Eastern Diamondback Rattlesnake - Crotalus adamenteus
This was once a common species across its range, especially in Florida. But after decades of habitat loss, road mortality, and intentional killing this species has declined drastically and is now rare compared to how common it used to be. They can still be found where good, intact exists. Diamondbacks prefer sandy habitats including pine/wiregrass ecosystems, pine flatwoods, oak hammocks, and even scrub habitats.
Pine ecosystems in the southeast such as the one above are fire dependent. Well managed pinelands are burned every few years to promote the growth of native grasses, trees, and plants. In fact, many of the pine species of the southeast only disperse their seeds when a fire moved through. In order to take cover from fire, some species depend on one species of reptile that builds it's own retreat. The burrows of this species are known to serve as retreats for over one hundred animal species including the Eastern Diamondback Rattlesnake, Eastern Indigo Snake, and Gopher Frog.
Gopher Tortoise - Gopherus polyphemus
Routinely, I see one or two Gopher Tortoises every time I visit Florida. A large preserve near my grandparents' house has a pretty sizeable population. Like other Northern American tortoise species, Gopher Tortoises make their own burrows. Their powerful front legs are great for digging in the loose sandy soils of Florida. Burrows can be up to 40 feet and length, and descend ten feet underground at an angle. This gives the Gopher Tortoise an easy retreat from an intruder, predator, or just high temperatures. One of the problems with Florida is the amount of development that goes on every year, and more and more roads are added to the area. One of the biggest threats Florida herps face is road mortality. Every year I see tons of DOR herps on Florida roadways, particularly snakes & turtles. Sometimes if you're lucky, you can find stuff while it's still alive...

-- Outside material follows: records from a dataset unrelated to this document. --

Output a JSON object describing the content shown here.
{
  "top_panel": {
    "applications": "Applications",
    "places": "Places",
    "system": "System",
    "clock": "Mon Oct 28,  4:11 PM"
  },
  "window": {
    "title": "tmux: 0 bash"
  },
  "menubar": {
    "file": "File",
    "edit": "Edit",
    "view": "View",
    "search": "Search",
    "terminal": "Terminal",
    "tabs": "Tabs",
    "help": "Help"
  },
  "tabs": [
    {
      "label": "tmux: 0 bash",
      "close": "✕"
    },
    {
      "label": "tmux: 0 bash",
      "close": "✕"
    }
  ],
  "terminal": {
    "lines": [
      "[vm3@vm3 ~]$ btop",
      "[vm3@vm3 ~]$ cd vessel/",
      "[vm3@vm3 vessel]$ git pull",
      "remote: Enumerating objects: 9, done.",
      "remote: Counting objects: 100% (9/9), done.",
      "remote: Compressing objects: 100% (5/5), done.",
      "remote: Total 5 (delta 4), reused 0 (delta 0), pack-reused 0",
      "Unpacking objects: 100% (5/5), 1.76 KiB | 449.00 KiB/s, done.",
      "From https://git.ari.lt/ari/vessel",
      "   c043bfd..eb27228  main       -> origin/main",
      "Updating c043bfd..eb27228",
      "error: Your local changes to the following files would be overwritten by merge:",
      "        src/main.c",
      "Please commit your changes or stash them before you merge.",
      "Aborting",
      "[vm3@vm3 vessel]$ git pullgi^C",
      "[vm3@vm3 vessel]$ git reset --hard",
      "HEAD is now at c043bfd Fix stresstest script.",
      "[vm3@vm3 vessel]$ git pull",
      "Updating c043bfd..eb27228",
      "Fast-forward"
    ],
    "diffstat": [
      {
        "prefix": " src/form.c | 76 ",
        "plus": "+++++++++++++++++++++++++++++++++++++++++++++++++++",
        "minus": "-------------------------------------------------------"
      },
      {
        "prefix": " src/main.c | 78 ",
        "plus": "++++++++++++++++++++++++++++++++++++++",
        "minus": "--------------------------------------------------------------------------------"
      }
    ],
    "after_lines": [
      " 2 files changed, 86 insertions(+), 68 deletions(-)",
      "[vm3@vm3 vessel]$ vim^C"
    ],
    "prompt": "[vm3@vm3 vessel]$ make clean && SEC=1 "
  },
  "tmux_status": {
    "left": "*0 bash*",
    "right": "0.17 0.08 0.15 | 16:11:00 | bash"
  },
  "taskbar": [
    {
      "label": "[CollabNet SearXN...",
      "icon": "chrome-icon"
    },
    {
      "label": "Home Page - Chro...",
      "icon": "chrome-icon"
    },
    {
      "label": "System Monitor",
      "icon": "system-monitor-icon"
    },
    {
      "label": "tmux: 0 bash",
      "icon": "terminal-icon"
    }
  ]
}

Canebrake Rattlesnake - Crotalus horridus
This "Canebrake" Rattlesnake was found crossing a forest road in the late afternoon in northern Florida. As you can see in the background of the photograph, traffic is an ever present danger for reptiles & amphibians in Florida. During this day trip in June to northern Florida, we found several DOR species including pigmy rattlesnakes, black racers, cottonmouths, florida box turtles, corn snakes, and water snakes. Besides finding herps on roads and in pinelands, one of my favorite place to trump around are cypress swamps.
These often flooded habitats are dominated by Cypress & Tupelo, and are home to a wide variety of herpetofauna. One of my favorite ways to explore these places is by night with a headlamp. It sounds crazy, but these areas take on a completely different identity at night and come alive with the sounds of the southern swamps. There's one species of snake that is a common inhabitant of these areas, and is one of my favorites.

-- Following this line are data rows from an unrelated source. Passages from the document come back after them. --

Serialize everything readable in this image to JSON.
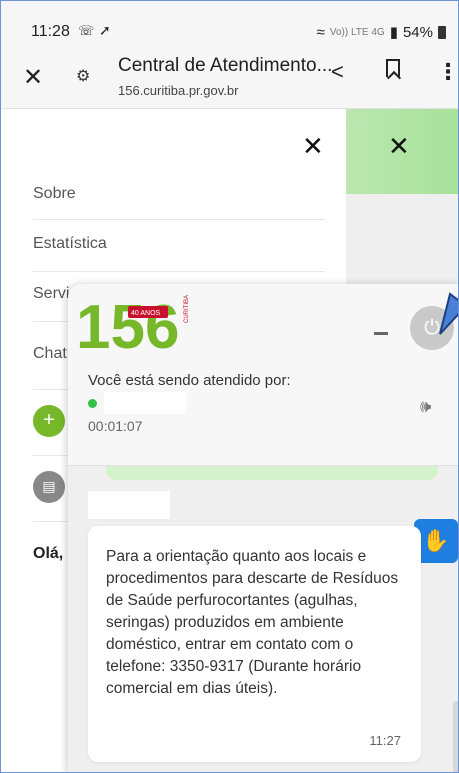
{
  "status_bar": {
    "time": "11:28",
    "whatsapp_icon": "whatsapp-icon",
    "network": "Vo)) LTE 4G",
    "battery": "54%"
  },
  "toolbar": {
    "title": "Central de Atendimento...",
    "url": "156.curitiba.pr.gov.br"
  },
  "menu": {
    "items": [
      "Sobre",
      "Estatística",
      "Servi",
      "Chat"
    ],
    "greeting": "Olá,"
  },
  "chat": {
    "logo": {
      "number": "156",
      "badge": "40 ANOS",
      "city": "CURITIBA"
    },
    "attended_label": "Você está sendo atendido por:",
    "timer": "00:01:07",
    "colors": {
      "logo_green": "#76b82a",
      "logo_red": "#c8102e",
      "libras_blue": "#1f7fe0"
    },
    "message": {
      "text": "Para a orientação quanto aos locais e procedimentos para descarte de Resíduos de Saúde perfurocortantes (agulhas, seringas) produzidos em ambiente doméstico, entrar em contato com o telefone: 3350-9317 (Durante horário comercial em dias úteis).",
      "time": "11:27"
    }
  }
}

Florida Cottonmouth - Agkistrodon piscivorus conanti
To many herpers, the cottonmouth is considered to be a trash snake mostly because it can be extremely common. For me however, I always relish the opportunity to find and photograph one on the field as I don't often venture into their range. Many southerners and ignorant people in general claim this is an extremely volatile species that will bite with no warning and even chase humans. I've literally seen hundreds of these snakes and I've never really found one to be aggressive. There's been a few instances where I've stepped within a foot of a cottonmouth, and each time the snakes never even budged. To me, the reputation is ill deserved and most people just exaggerate stories of this snake.

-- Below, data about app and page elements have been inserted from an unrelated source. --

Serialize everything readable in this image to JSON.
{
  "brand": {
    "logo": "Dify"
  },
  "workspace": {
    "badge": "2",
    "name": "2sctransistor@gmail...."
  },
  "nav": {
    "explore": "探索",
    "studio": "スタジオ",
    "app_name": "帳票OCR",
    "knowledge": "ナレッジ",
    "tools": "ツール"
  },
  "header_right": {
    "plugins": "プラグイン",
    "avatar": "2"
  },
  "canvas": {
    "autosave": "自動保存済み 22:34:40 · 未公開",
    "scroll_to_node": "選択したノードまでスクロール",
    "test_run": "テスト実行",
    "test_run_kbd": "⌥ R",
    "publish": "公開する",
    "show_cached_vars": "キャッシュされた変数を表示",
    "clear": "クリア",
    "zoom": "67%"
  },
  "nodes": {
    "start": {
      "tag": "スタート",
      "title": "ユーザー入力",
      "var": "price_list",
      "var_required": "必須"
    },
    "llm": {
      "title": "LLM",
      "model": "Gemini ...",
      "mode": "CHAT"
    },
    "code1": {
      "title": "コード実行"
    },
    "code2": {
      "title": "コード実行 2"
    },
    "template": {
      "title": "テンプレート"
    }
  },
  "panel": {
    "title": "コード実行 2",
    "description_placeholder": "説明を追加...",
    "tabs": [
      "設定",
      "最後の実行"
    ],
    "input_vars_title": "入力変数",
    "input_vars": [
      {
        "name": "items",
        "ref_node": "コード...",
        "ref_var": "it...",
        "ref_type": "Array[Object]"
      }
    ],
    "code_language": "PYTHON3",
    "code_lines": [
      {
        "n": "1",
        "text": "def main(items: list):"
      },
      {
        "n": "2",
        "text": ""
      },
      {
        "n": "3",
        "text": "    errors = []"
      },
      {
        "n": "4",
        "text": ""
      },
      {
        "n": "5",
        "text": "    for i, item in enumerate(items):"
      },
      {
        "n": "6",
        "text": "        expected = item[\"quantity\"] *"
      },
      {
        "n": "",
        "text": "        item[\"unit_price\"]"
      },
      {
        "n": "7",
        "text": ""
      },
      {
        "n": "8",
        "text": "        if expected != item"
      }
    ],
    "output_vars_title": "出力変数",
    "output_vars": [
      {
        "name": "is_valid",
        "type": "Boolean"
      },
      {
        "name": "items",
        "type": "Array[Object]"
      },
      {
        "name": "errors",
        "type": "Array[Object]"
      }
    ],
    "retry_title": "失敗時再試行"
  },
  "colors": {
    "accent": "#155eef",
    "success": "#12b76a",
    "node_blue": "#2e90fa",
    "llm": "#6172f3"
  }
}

As the sun sets on another day here in Michigan, it means I'm another day closer to Florida. I can only hope that the coming weeks will pass quickly so I can once again lace up my hiking boots, get my snake hook, and grab my camera to kick off another field season. I can only hope that some new surprises and some familiar finds will be in store. Until then, happy herping!